Data excerpts
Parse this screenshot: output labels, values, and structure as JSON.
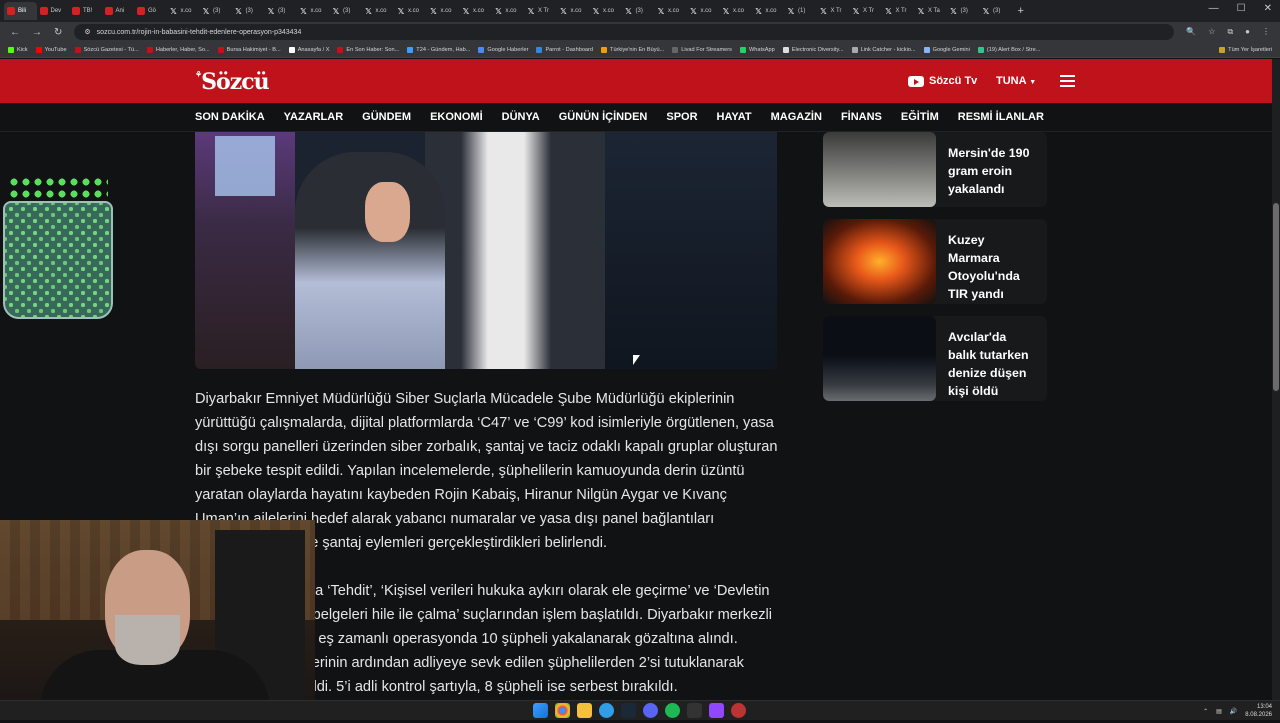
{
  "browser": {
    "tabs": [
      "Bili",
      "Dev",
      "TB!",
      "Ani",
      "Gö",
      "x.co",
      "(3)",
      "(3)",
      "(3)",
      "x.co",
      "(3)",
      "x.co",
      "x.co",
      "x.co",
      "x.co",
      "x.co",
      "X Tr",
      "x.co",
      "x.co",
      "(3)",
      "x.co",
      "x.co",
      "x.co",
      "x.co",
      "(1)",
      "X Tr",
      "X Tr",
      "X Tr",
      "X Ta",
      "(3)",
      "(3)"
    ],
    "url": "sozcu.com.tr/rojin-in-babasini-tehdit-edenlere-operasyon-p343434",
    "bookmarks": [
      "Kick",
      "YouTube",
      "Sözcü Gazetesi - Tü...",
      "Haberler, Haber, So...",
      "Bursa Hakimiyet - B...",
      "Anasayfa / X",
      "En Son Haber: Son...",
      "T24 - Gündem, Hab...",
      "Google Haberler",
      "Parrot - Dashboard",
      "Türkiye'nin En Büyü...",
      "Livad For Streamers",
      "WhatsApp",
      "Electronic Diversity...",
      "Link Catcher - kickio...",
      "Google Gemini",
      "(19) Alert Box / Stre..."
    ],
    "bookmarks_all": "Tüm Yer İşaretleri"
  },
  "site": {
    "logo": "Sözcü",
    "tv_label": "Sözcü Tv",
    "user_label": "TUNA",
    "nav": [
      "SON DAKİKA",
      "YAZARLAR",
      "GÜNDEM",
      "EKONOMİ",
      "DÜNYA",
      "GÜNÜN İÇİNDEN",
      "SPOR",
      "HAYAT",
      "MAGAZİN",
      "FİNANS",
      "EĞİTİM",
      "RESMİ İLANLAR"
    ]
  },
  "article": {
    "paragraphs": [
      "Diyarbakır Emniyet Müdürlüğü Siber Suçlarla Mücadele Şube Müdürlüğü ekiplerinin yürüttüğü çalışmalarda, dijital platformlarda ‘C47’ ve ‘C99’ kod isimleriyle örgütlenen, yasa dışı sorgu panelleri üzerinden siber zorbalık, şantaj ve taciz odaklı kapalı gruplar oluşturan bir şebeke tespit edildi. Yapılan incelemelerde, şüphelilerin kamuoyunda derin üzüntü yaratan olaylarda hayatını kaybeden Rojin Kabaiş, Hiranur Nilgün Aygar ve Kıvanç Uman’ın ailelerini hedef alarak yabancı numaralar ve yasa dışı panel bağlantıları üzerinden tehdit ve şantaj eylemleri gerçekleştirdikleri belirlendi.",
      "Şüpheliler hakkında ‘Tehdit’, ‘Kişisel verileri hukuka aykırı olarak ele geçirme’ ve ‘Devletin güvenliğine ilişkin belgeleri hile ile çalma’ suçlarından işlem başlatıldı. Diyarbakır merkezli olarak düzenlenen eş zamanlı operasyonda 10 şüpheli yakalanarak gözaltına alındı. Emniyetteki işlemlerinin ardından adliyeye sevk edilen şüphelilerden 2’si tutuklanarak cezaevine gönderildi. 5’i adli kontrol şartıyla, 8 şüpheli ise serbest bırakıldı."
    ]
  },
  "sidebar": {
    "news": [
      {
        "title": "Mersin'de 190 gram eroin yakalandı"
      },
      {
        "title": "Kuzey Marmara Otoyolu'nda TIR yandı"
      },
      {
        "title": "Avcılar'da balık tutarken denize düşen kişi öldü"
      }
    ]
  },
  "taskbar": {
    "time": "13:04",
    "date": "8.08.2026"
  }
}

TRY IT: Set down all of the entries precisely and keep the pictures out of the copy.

ANSWER BOX:
Parse this screenshot: output labels, values, and structure as JSON.
{
  "browser": {
    "tabs": [
      "Bili",
      "Dev",
      "TB!",
      "Ani",
      "Gö",
      "x.co",
      "(3)",
      "(3)",
      "(3)",
      "x.co",
      "(3)",
      "x.co",
      "x.co",
      "x.co",
      "x.co",
      "x.co",
      "X Tr",
      "x.co",
      "x.co",
      "(3)",
      "x.co",
      "x.co",
      "x.co",
      "x.co",
      "(1)",
      "X Tr",
      "X Tr",
      "X Tr",
      "X Ta",
      "(3)",
      "(3)"
    ],
    "url": "sozcu.com.tr/rojin-in-babasini-tehdit-edenlere-operasyon-p343434",
    "bookmarks": [
      "Kick",
      "YouTube",
      "Sözcü Gazetesi - Tü...",
      "Haberler, Haber, So...",
      "Bursa Hakimiyet - B...",
      "Anasayfa / X",
      "En Son Haber: Son...",
      "T24 - Gündem, Hab...",
      "Google Haberler",
      "Parrot - Dashboard",
      "Türkiye'nin En Büyü...",
      "Livad For Streamers",
      "WhatsApp",
      "Electronic Diversity...",
      "Link Catcher - kickio...",
      "Google Gemini",
      "(19) Alert Box / Stre..."
    ],
    "bookmarks_all": "Tüm Yer İşaretleri"
  },
  "site": {
    "logo": "Sözcü",
    "tv_label": "Sözcü Tv",
    "user_label": "TUNA",
    "nav": [
      "SON DAKİKA",
      "YAZARLAR",
      "GÜNDEM",
      "EKONOMİ",
      "DÜNYA",
      "GÜNÜN İÇİNDEN",
      "SPOR",
      "HAYAT",
      "MAGAZİN",
      "FİNANS",
      "EĞİTİM",
      "RESMİ İLANLAR"
    ]
  },
  "article": {
    "paragraphs": [
      "Diyarbakır Emniyet Müdürlüğü Siber Suçlarla Mücadele Şube Müdürlüğü ekiplerinin yürüttüğü çalışmalarda, dijital platformlarda ‘C47’ ve ‘C99’ kod isimleriyle örgütlenen, yasa dışı sorgu panelleri üzerinden siber zorbalık, şantaj ve taciz odaklı kapalı gruplar oluşturan bir şebeke tespit edildi. Yapılan incelemelerde, şüphelilerin kamuoyunda derin üzüntü yaratan olaylarda hayatını kaybeden Rojin Kabaiş, Hiranur Nilgün Aygar ve Kıvanç Uman’ın ailelerini hedef alarak yabancı numaralar ve yasa dışı panel bağlantıları üzerinden tehdit ve şantaj eylemleri gerçekleştirdikleri belirlendi.",
      "Şüpheliler hakkında ‘Tehdit’, ‘Kişisel verileri hukuka aykırı olarak ele geçirme’ ve ‘Devletin güvenliğine ilişkin belgeleri hile ile çalma’ suçlarından işlem başlatıldı. Diyarbakır merkezli olarak düzenlenen eş zamanlı operasyonda 10 şüpheli yakalanarak gözaltına alındı. Emniyetteki işlemlerinin ardından adliyeye sevk edilen şüphelilerden 2’si tutuklanarak cezaevine gönderildi. 5’i adli kontrol şartıyla, 8 şüpheli ise serbest bırakıldı."
    ]
  },
  "sidebar": {
    "news": [
      {
        "title": "Mersin'de 190 gram eroin yakalandı"
      },
      {
        "title": "Kuzey Marmara Otoyolu'nda TIR yandı"
      },
      {
        "title": "Avcılar'da balık tutarken denize düşen kişi öldü"
      }
    ]
  },
  "taskbar": {
    "time": "13:04",
    "date": "8.08.2026"
  }
}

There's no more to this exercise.